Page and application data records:
******

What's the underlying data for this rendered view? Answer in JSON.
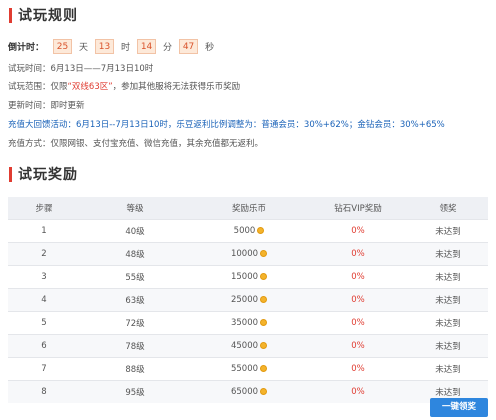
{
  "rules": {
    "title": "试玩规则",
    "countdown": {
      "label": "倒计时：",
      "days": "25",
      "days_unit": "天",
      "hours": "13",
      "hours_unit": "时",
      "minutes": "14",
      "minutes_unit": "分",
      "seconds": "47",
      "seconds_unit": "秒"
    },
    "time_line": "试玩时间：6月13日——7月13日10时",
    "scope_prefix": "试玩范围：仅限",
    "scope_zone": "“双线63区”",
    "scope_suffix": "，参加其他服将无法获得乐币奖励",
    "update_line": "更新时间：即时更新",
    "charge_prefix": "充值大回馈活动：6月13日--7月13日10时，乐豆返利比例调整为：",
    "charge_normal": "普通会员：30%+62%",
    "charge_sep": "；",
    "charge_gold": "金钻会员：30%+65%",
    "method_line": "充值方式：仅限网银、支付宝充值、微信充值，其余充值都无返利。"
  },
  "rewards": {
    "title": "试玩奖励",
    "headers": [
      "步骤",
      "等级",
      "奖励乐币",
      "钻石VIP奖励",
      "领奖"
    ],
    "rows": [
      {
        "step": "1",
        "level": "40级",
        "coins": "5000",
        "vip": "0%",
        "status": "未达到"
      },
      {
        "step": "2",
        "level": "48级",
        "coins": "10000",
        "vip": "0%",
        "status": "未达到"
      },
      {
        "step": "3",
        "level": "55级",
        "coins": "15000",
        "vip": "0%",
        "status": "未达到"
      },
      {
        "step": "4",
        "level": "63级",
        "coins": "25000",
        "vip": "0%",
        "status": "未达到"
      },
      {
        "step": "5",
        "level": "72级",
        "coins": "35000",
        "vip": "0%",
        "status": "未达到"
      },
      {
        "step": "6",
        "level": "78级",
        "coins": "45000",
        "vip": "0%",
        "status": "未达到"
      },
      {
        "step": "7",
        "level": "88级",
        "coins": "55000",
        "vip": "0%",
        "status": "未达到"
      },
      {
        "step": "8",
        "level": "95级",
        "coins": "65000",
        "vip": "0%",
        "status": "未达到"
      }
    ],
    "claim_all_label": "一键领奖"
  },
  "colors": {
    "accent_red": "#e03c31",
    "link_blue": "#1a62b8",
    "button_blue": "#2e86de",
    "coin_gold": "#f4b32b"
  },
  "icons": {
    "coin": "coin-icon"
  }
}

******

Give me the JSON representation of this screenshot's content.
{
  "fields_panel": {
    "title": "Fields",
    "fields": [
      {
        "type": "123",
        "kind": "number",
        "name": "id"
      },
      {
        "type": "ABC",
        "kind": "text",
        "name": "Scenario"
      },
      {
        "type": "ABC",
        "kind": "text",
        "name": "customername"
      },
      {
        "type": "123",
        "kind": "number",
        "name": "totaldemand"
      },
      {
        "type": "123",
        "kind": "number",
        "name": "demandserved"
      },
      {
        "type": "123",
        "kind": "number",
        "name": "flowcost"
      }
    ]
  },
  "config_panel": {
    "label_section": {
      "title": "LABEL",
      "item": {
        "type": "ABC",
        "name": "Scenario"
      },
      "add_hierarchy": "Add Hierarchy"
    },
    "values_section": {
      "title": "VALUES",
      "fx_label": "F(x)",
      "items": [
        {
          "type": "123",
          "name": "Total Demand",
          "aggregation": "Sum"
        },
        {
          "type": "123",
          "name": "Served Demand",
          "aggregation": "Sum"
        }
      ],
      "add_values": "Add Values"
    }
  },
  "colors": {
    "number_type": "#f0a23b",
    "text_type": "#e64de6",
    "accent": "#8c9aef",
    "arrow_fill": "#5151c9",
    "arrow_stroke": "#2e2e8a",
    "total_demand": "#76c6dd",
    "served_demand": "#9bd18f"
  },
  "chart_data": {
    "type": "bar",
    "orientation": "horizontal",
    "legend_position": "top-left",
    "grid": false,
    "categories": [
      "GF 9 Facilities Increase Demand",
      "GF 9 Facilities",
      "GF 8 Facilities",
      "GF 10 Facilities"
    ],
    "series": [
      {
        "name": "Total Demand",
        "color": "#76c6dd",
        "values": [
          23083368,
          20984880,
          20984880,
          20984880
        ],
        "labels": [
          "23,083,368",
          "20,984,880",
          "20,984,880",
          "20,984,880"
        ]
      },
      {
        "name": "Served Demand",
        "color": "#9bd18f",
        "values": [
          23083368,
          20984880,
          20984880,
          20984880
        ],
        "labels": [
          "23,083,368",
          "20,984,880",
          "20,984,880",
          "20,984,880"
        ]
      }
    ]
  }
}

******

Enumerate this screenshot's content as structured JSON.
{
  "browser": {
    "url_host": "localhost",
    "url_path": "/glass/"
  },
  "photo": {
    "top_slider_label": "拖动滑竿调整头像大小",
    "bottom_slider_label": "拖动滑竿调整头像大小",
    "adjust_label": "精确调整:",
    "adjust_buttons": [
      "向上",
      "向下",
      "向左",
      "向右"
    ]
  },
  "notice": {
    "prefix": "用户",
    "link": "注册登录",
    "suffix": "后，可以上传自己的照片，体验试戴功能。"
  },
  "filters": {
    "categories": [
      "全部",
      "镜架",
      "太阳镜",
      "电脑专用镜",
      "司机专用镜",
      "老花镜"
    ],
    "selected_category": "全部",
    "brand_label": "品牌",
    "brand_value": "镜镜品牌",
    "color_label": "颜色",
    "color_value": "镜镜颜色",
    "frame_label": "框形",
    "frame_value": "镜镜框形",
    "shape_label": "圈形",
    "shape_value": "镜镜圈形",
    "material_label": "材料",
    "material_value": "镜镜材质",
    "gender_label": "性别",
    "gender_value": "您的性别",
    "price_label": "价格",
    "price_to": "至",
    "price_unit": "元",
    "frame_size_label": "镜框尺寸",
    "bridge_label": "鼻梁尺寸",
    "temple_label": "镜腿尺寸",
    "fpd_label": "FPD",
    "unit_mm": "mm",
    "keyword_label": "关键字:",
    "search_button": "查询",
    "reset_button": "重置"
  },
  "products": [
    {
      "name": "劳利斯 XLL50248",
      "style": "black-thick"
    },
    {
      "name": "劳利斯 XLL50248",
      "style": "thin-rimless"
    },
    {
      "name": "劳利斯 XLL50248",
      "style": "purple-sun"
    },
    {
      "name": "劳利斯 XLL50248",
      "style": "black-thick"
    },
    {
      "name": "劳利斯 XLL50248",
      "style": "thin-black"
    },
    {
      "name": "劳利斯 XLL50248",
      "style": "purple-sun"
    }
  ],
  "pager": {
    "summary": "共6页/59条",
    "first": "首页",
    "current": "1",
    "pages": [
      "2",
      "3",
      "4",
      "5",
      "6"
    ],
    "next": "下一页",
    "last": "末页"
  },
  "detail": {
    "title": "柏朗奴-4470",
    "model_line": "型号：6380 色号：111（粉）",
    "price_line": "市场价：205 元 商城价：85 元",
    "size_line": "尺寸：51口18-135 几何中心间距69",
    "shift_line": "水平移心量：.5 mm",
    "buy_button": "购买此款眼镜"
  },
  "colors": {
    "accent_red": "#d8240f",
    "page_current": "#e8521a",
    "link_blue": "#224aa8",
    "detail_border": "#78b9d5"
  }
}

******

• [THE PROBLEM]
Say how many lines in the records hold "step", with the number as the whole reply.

• [REPLY]
8